_Records drawn from a dataset_.
━━━━

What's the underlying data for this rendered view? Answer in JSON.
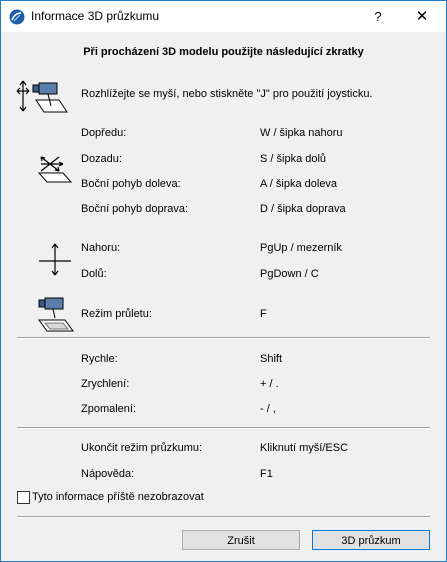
{
  "window": {
    "title": "Informace 3D průzkumu",
    "help_glyph": "?",
    "close_glyph": "✕"
  },
  "content": {
    "heading": "Při procházení 3D modelu použijte následující zkratky",
    "intro": "Rozhlížejte se myší, nebo stiskněte \"J\" pro použití joysticku.",
    "movement": [
      {
        "label": "Dopředu:",
        "value": "W / šipka nahoru"
      },
      {
        "label": "Dozadu:",
        "value": "S / šipka dolů"
      },
      {
        "label": "Boční pohyb doleva:",
        "value": "A / šipka doleva"
      },
      {
        "label": "Boční pohyb doprava:",
        "value": "D / šipka doprava"
      }
    ],
    "vertical": [
      {
        "label": "Nahoru:",
        "value": "PgUp / mezerník"
      },
      {
        "label": "Dolů:",
        "value": "PgDown / C"
      }
    ],
    "flight": {
      "label": "Režim průletu:",
      "value": "F"
    },
    "speed": [
      {
        "label": "Rychle:",
        "value": "Shift"
      },
      {
        "label": "Zrychlení:",
        "value": "+ / ."
      },
      {
        "label": "Zpomalení:",
        "value": "- / ,"
      }
    ],
    "other": [
      {
        "label": "Ukončit režim průzkumu:",
        "value": "Kliknutí myší/ESC"
      },
      {
        "label": "Nápověda:",
        "value": "F1"
      }
    ],
    "checkbox_label": "Tyto informace příště nezobrazovat",
    "checkbox_checked": false
  },
  "buttons": {
    "cancel": "Zrušit",
    "explore": "3D průzkum"
  },
  "colors": {
    "window_border": "#1e7bc6",
    "button_focus": "#0078d7"
  }
}
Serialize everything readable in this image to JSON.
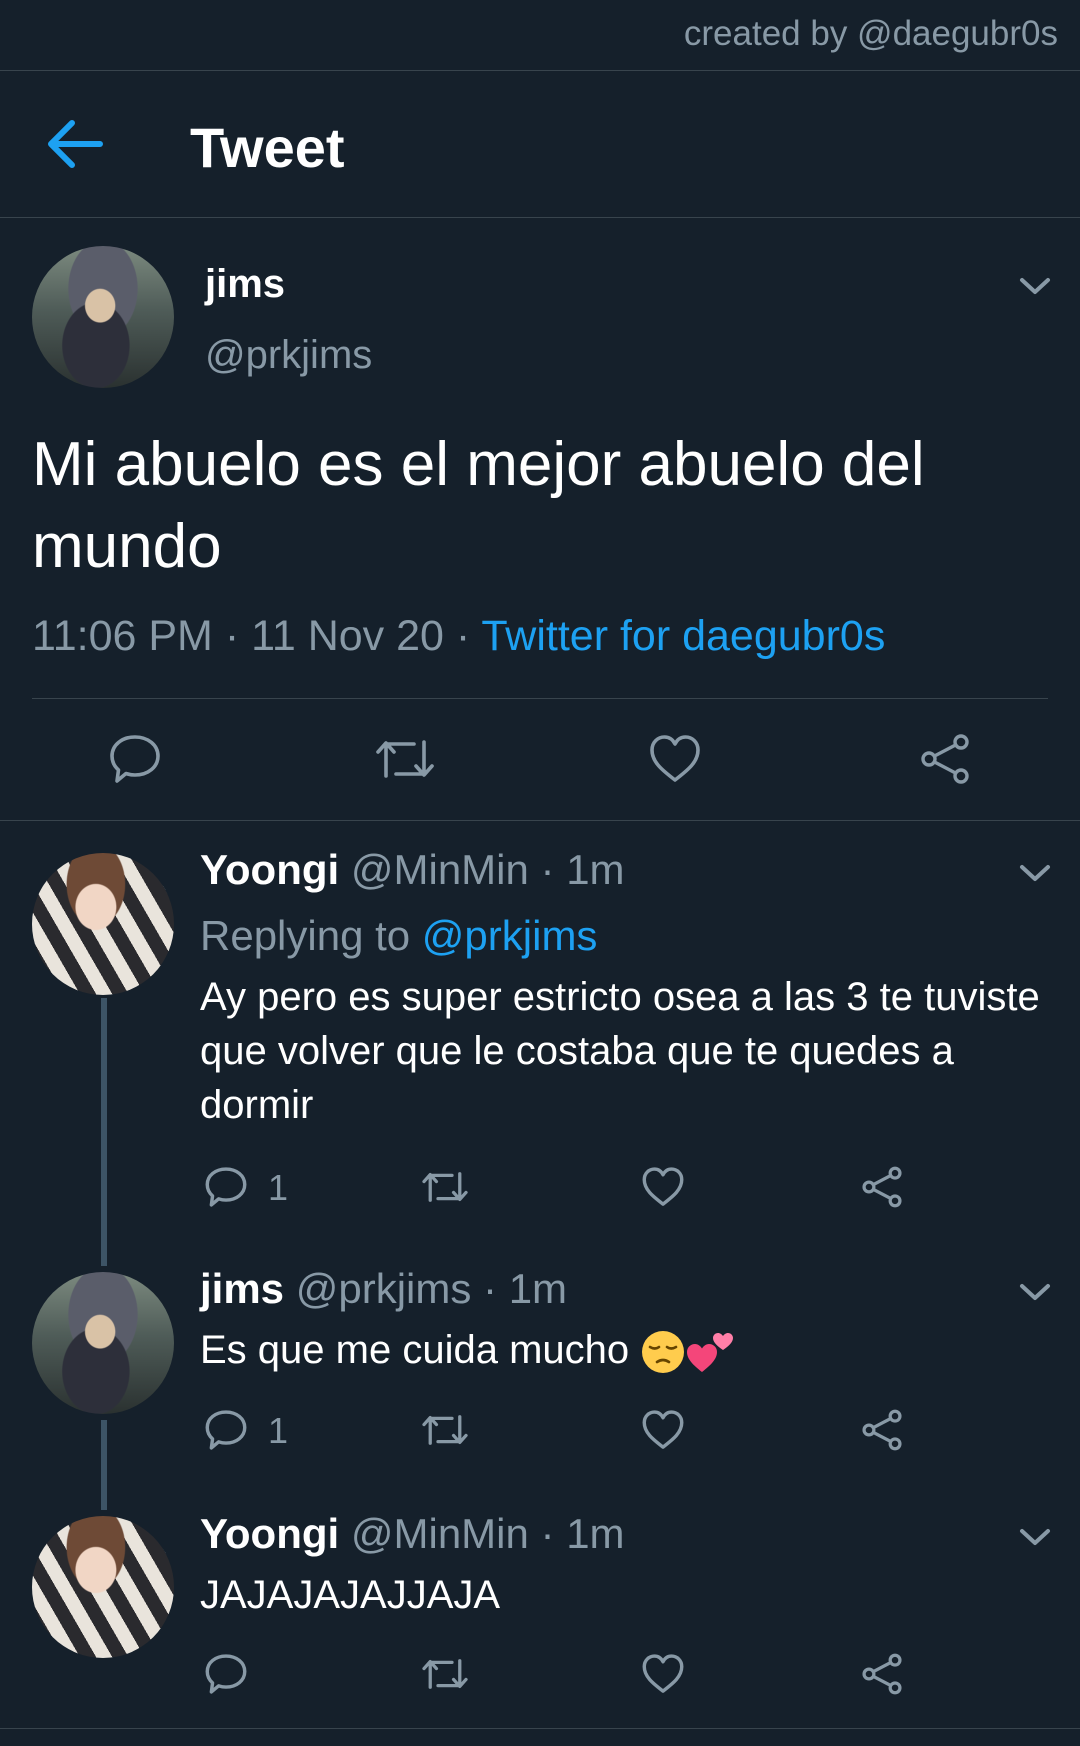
{
  "credit": "created by @daegubr0s",
  "nav": {
    "title": "Tweet"
  },
  "tweet": {
    "name": "jims",
    "handle": "@prkjims",
    "text": "Mi abuelo es el mejor abuelo del mundo",
    "time": "11:06 PM",
    "date": "11 Nov 20",
    "separator": "·",
    "source": "Twitter for daegubr0s"
  },
  "replies": [
    {
      "name": "Yoongi",
      "handle": "@MinMin",
      "age": "1m",
      "replying_label": "Replying to",
      "replying_to": "@prkjims",
      "text": "Ay pero es super estricto osea a las 3 te tuviste que volver que le costaba que te quedes a dormir",
      "reply_count": "1"
    },
    {
      "name": "jims",
      "handle": "@prkjims",
      "age": "1m",
      "text": "Es que me cuida mucho",
      "emojis": [
        "pensive-face-emoji",
        "two-hearts-emoji"
      ],
      "reply_count": "1"
    },
    {
      "name": "Yoongi",
      "handle": "@MinMin",
      "age": "1m",
      "text": "JAJAJAJAJJAJA",
      "reply_count": ""
    }
  ],
  "icons": [
    "back-arrow-icon",
    "chevron-down-icon",
    "reply-icon",
    "retweet-icon",
    "like-icon",
    "share-icon"
  ],
  "colors": {
    "background": "#15202b",
    "accent": "#1da1f2",
    "muted": "#8899a6",
    "divider": "#38444d"
  }
}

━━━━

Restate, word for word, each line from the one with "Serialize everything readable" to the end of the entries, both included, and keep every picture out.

Serialize everything readable in this image to JSON.
{
  "credit": "created by @daegubr0s",
  "nav": {
    "title": "Tweet"
  },
  "tweet": {
    "name": "jims",
    "handle": "@prkjims",
    "text": "Mi abuelo es el mejor abuelo del mundo",
    "time": "11:06 PM",
    "date": "11 Nov 20",
    "separator": "·",
    "source": "Twitter for daegubr0s"
  },
  "replies": [
    {
      "name": "Yoongi",
      "handle": "@MinMin",
      "age": "1m",
      "replying_label": "Replying to",
      "replying_to": "@prkjims",
      "text": "Ay pero es super estricto osea a las 3 te tuviste que volver que le costaba que te quedes a dormir",
      "reply_count": "1"
    },
    {
      "name": "jims",
      "handle": "@prkjims",
      "age": "1m",
      "text": "Es que me cuida mucho",
      "emojis": [
        "pensive-face-emoji",
        "two-hearts-emoji"
      ],
      "reply_count": "1"
    },
    {
      "name": "Yoongi",
      "handle": "@MinMin",
      "age": "1m",
      "text": "JAJAJAJAJJAJA",
      "reply_count": ""
    }
  ],
  "icons": [
    "back-arrow-icon",
    "chevron-down-icon",
    "reply-icon",
    "retweet-icon",
    "like-icon",
    "share-icon"
  ],
  "colors": {
    "background": "#15202b",
    "accent": "#1da1f2",
    "muted": "#8899a6",
    "divider": "#38444d"
  }
}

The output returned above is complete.